Around the middle of 2006, he discovered a way to use the referring page header information to control access. His server analyzes the referring page field, if the field indicates the page containing the image is located on his site, CowboyFrank.net, or the field data is missing, then the image is sent to the visitor. If the referring page field contains anything else, the image is refused. This puts an additional workload on his server, but has completely eliminated all his bandwidth theft.
If you have a blog on MySpace.com and you try to embed a photo from his server in your "space", or in my case, HorseHints.org, the header lists the referring page as being on "MySpace.com" rather then "CowboyFrank.net", or HorseHints.org, so his server refuses to deliver the image. He has instituted this firewall block on HorseHints.org to circumvent bandwidth theft on my site.
Your problemIf you are unable to see my pictures, your firewall is not just blocking the referring page header field, it is actually replacing it, usually with an advertisement for itself. Sometimes I see a line in my logs such as "field blocked by such-and-such firewall". This doesn't match "HorseHints.org" so is server refuses the request for the image. If your firewall was just blocking the field, leaving it blank, his server would have sent you the image and you wouldn't be reading this.

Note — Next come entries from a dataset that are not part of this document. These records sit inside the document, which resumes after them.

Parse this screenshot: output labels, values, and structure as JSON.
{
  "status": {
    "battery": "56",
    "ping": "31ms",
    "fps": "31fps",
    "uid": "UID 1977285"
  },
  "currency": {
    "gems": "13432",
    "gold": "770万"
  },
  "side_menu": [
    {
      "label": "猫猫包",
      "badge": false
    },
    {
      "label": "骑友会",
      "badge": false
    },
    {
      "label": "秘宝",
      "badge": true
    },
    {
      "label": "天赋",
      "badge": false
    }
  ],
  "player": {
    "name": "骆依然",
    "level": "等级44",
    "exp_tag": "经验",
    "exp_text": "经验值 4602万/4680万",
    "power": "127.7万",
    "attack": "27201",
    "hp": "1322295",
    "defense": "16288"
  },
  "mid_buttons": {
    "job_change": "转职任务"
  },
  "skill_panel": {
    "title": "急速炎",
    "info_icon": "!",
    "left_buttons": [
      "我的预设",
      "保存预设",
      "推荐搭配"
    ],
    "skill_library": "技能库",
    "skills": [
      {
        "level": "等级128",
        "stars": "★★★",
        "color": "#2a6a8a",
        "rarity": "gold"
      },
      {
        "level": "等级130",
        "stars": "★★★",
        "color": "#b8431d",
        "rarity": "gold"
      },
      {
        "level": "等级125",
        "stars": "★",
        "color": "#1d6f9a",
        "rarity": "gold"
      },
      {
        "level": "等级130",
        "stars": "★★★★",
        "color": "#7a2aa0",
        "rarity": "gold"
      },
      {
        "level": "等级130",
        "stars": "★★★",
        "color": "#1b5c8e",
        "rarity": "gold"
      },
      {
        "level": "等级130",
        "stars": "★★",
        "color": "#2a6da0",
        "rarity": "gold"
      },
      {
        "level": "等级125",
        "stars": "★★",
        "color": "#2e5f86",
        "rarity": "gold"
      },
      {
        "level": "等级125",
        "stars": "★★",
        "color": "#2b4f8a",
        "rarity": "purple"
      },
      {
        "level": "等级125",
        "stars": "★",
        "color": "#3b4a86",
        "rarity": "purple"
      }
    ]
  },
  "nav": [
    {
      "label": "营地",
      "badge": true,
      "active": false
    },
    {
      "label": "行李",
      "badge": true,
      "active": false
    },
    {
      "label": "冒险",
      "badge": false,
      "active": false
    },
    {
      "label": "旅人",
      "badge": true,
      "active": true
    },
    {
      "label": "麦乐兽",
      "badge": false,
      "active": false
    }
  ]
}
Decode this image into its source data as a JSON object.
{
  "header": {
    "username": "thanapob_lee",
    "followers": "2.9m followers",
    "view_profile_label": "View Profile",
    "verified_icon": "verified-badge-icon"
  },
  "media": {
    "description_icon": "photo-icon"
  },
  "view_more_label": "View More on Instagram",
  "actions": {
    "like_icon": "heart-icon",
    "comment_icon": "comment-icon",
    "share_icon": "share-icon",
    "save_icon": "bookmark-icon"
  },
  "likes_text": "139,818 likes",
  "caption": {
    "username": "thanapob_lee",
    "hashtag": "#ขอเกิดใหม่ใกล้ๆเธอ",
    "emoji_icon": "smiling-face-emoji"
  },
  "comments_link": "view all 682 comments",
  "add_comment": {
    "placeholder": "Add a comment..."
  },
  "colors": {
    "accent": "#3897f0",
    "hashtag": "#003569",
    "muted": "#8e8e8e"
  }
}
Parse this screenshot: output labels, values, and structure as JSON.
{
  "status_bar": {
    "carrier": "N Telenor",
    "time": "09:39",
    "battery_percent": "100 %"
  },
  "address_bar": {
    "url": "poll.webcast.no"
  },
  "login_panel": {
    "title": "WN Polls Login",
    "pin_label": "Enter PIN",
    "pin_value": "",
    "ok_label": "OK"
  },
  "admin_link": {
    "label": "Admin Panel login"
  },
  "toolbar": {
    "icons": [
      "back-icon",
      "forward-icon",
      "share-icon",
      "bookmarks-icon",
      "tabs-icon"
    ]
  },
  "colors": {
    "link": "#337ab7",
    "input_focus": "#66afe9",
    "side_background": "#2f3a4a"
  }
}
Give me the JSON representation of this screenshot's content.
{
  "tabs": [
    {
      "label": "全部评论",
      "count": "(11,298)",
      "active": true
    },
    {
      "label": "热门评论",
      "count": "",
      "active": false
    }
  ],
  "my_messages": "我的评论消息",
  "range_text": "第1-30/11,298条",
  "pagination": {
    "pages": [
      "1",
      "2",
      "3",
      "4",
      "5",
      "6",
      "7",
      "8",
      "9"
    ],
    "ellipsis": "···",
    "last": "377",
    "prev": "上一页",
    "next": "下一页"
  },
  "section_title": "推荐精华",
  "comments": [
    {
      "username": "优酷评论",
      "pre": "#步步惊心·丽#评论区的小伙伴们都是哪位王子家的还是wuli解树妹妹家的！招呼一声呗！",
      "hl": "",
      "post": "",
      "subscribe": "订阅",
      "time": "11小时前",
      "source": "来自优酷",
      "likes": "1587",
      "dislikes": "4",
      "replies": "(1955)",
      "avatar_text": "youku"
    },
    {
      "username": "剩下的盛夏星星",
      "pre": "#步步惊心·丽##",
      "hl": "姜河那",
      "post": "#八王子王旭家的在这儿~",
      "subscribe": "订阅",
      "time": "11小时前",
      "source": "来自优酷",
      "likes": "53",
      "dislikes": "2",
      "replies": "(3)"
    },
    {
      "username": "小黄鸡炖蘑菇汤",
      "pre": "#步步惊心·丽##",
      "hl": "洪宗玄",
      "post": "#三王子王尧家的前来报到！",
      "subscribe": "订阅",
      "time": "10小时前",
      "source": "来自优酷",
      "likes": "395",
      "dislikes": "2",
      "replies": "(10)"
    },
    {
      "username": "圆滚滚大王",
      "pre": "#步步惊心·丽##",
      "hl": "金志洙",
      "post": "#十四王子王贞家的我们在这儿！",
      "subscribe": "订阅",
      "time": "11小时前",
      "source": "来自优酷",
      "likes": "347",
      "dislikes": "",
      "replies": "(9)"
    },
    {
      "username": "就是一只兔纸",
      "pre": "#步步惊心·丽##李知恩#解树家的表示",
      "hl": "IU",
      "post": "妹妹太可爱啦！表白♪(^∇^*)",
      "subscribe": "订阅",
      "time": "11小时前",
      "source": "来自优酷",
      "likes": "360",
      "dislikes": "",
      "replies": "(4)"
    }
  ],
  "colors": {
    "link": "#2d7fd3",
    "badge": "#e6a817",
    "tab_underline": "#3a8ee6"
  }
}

What can you do?Tell your firewall not to block that portion of the html header, or better yet, get another firewall which isn't trying to promote itself to all the websites you visit. (I might call that reverse popup advertising) The firewall contained in Windows XP SP2 is decent and is part of your operating system. Most of the commercially available firewalls are also good. It is just a few that think they need to stick their name in web server logs which are only seen by an extremely small number of people.
I am told by a visitor that in Zone Alarm the option to show headers is right next to persistent cookies and web bugs.